How can religious freedom be granted to people who do not have a religion? While Indian indentured workers in colonial Trinidad practiced cherished rituals, "Hinduism" was not a widespread category in India at the time. On this Caribbean island, people of South Asian descent and African descent came together—under the watchful eyes of the British rulers—to walk on hot coals for fierce goddesses, summon spirits of the dead, or honor Muslim martyrs, practices that challenged colonial norms for religion and race. Drawing deeply on colonial archives, Alexander Rocklin examines the role of the category of religion in the regulation of the lives of Indian laborers struggling for autonomy.
Gradually, Indians learned to narrate the origins, similarities, and differences among their fellows' cosmological views, and to define Hindus, Muslims, and Christians as distinct groups.

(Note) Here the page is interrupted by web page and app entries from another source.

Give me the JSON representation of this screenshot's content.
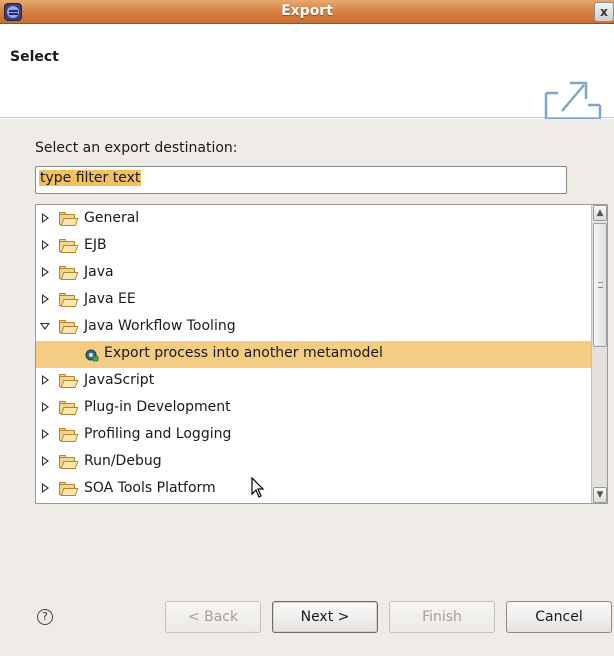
{
  "window": {
    "title": "Export",
    "close_glyph": "x"
  },
  "header": {
    "title": "Select",
    "icon": "export-icon"
  },
  "destination": {
    "label": "Select an export destination:",
    "filter_value": "type filter text"
  },
  "tree": {
    "items": [
      {
        "label": "General",
        "expanded": false,
        "selected": false
      },
      {
        "label": "EJB",
        "expanded": false,
        "selected": false
      },
      {
        "label": "Java",
        "expanded": false,
        "selected": false
      },
      {
        "label": "Java EE",
        "expanded": false,
        "selected": false
      },
      {
        "label": "Java Workflow Tooling",
        "expanded": true,
        "selected": false
      },
      {
        "label": "Export process into another metamodel",
        "child": true,
        "selected": true
      },
      {
        "label": "JavaScript",
        "expanded": false,
        "selected": false
      },
      {
        "label": "Plug-in Development",
        "expanded": false,
        "selected": false
      },
      {
        "label": "Profiling and Logging",
        "expanded": false,
        "selected": false
      },
      {
        "label": "Run/Debug",
        "expanded": false,
        "selected": false
      },
      {
        "label": "SOA Tools Platform",
        "expanded": false,
        "selected": false
      }
    ],
    "selection_color": "#f4cc83"
  },
  "buttons": {
    "help": "?",
    "back": "< Back",
    "next": "Next >",
    "finish": "Finish",
    "cancel": "Cancel"
  },
  "colors": {
    "titlebar": "#d57f3f",
    "body_bg": "#efebe7",
    "filter_highlight": "#f1c05f"
  }
}
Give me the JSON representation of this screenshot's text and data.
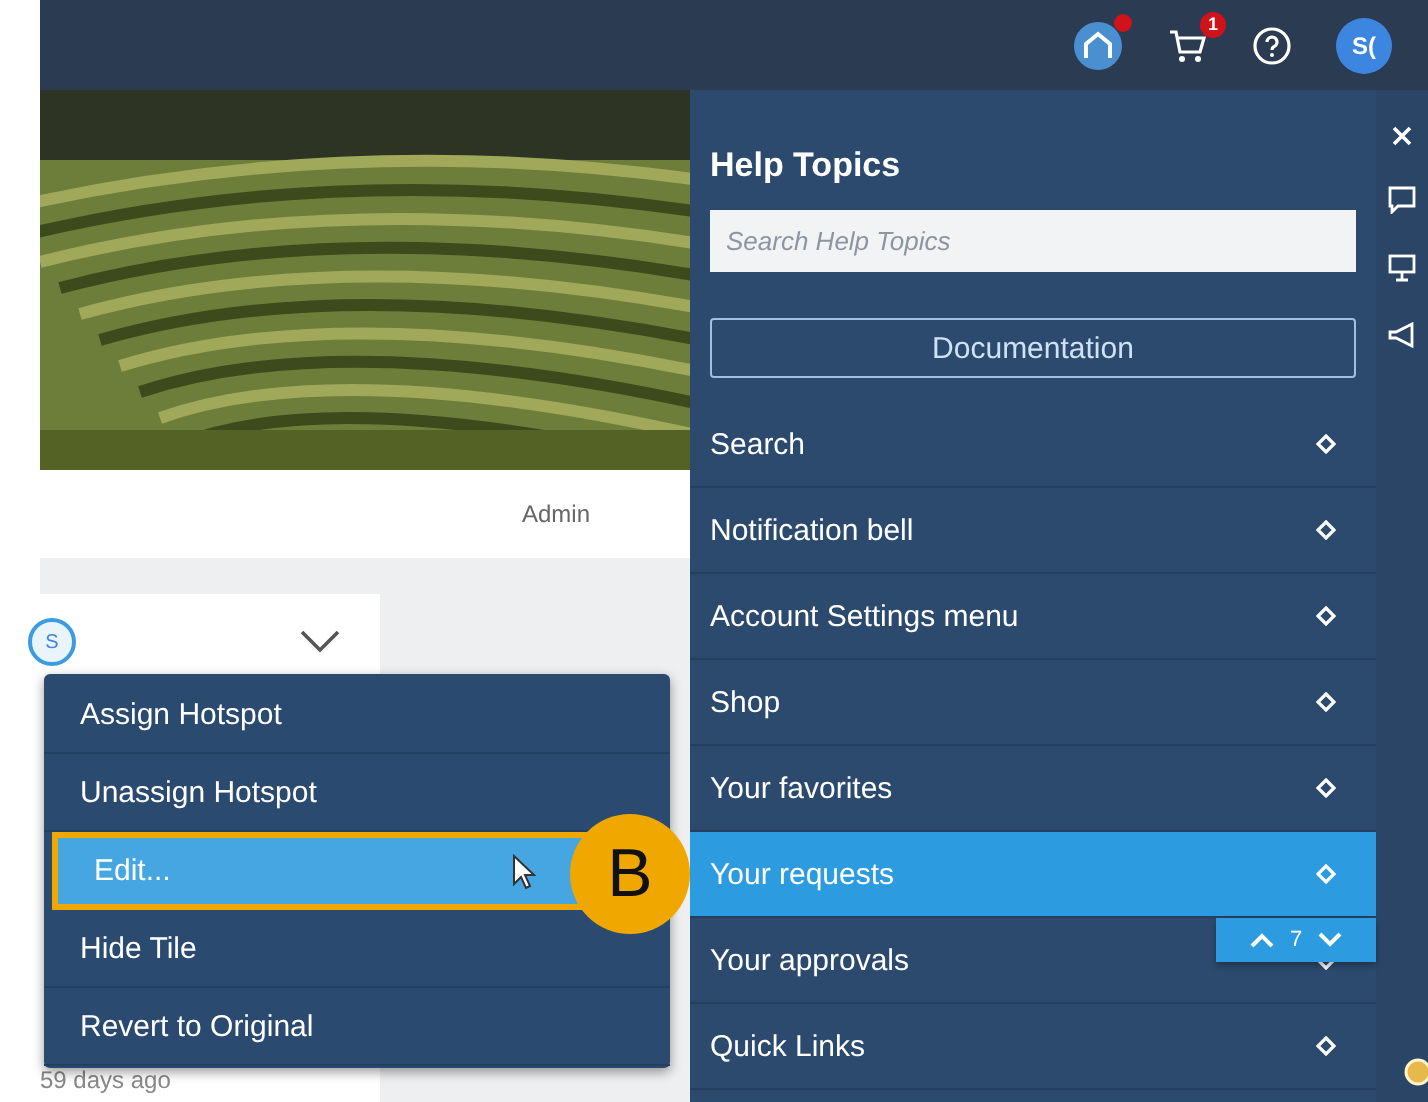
{
  "top_bar": {
    "cart_badge": "1",
    "avatar": "S("
  },
  "tile_strip": {
    "label": "Admin"
  },
  "tile": {
    "avatar": "S",
    "time": "59 days ago"
  },
  "context_menu": {
    "items": [
      {
        "label": "Assign Hotspot",
        "selected": false
      },
      {
        "label": "Unassign Hotspot",
        "selected": false
      },
      {
        "label": "Edit...",
        "selected": true
      },
      {
        "label": "Hide Tile",
        "selected": false
      },
      {
        "label": "Revert to Original",
        "selected": false
      }
    ]
  },
  "callout": {
    "label": "B"
  },
  "help_panel": {
    "title": "Help Topics",
    "search": {
      "placeholder": "Search Help Topics"
    },
    "button": "Documentation",
    "topics": [
      {
        "label": "Search",
        "selected": false
      },
      {
        "label": "Notification bell",
        "selected": false
      },
      {
        "label": "Account Settings menu",
        "selected": false
      },
      {
        "label": "Shop",
        "selected": false
      },
      {
        "label": "Your favorites",
        "selected": false
      },
      {
        "label": "Your requests",
        "selected": true
      },
      {
        "label": "Your approvals",
        "selected": false
      },
      {
        "label": "Quick Links",
        "selected": false
      }
    ],
    "pager": {
      "count": "7"
    }
  }
}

Their goal in doing this work of subaltern comparative religion, as Rocklin puts it, was to avoid criminalization and to have their rituals authorized as legitimate religion—they wanted nothing less than to gain access to the British promise of religious freedom. With the indenture system's end, the culmination of this politics of recognition was the gradual transformation of Hindus' rituals and the reorganization of their lives—they fabricated a "world religion" called Hinduism.